Data records:
——

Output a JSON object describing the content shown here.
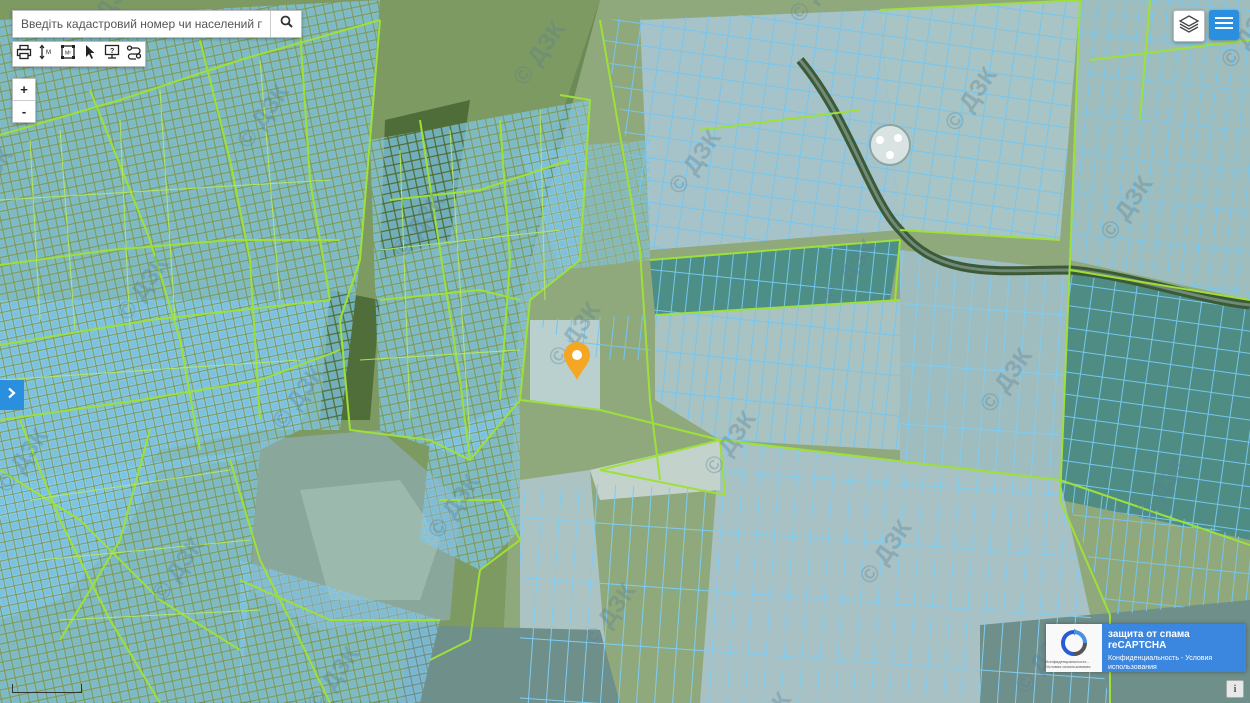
{
  "search": {
    "placeholder": "Введіть кадастровий номер чи населений пункт",
    "value": ""
  },
  "icons": {
    "search": "search-icon",
    "toolbar": [
      "print-icon",
      "measure-distance-icon",
      "measure-area-icon",
      "select-pointer-icon",
      "info-identify-icon",
      "route-icon"
    ],
    "layers": "layers-icon",
    "menu": "hamburger-menu-icon",
    "side_toggle": "chevron-right-icon",
    "marker": "map-pin-icon",
    "info": "info-icon"
  },
  "zoom": {
    "in_label": "+",
    "out_label": "-"
  },
  "watermark": {
    "text": "© ДЗК"
  },
  "recaptcha": {
    "title": "защита от спама reCAPTCHA",
    "links": "Конфиденциальность - Условия использования",
    "mini": "Конфиденциальность - Условия использования"
  },
  "info_button": {
    "label": "i"
  },
  "colors": {
    "accent": "#2b8fe0",
    "parcel_outline": "#6ec8f5",
    "boundary": "#9ee03a",
    "marker": "#f5a623",
    "recaptcha_blue": "#3b87e0"
  }
}
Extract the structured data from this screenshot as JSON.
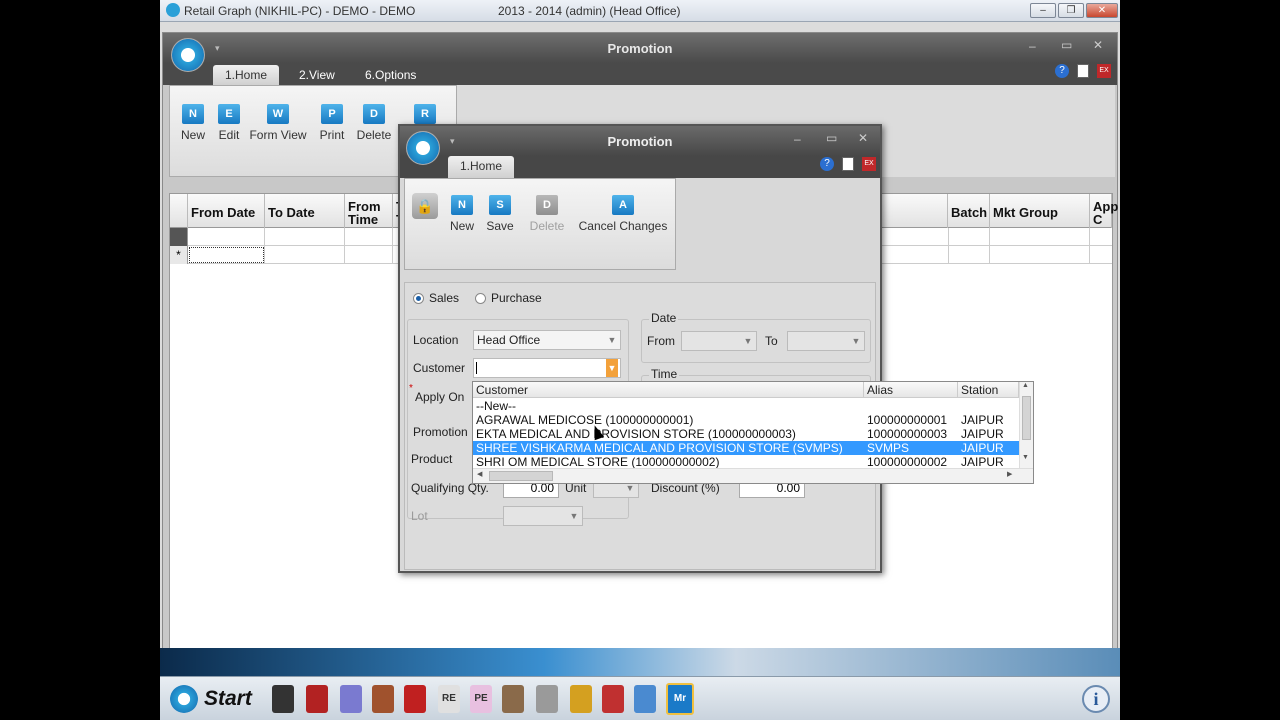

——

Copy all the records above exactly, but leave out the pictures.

Output a JSON object describing the content shown here.
{
  "search": {
    "placeholder": "Введіть кадастровий номер чи населений пункт",
    "value": ""
  },
  "icons": {
    "search": "search-icon",
    "toolbar": [
      "print-icon",
      "measure-distance-icon",
      "measure-area-icon",
      "select-pointer-icon",
      "info-identify-icon",
      "route-icon"
    ],
    "layers": "layers-icon",
    "menu": "hamburger-menu-icon",
    "side_toggle": "chevron-right-icon",
    "marker": "map-pin-icon",
    "info": "info-icon"
  },
  "zoom": {
    "in_label": "+",
    "out_label": "-"
  },
  "watermark": {
    "text": "© ДЗК"
  },
  "recaptcha": {
    "title": "защита от спама reCAPTCHA",
    "links": "Конфиденциальность - Условия использования",
    "mini": "Конфиденциальность - Условия использования"
  },
  "info_button": {
    "label": "i"
  },
  "colors": {
    "accent": "#2b8fe0",
    "parcel_outline": "#6ec8f5",
    "boundary": "#9ee03a",
    "marker": "#f5a623",
    "recaptcha_blue": "#3b87e0"
  }
}
Extract the structured data from this screenshot as JSON.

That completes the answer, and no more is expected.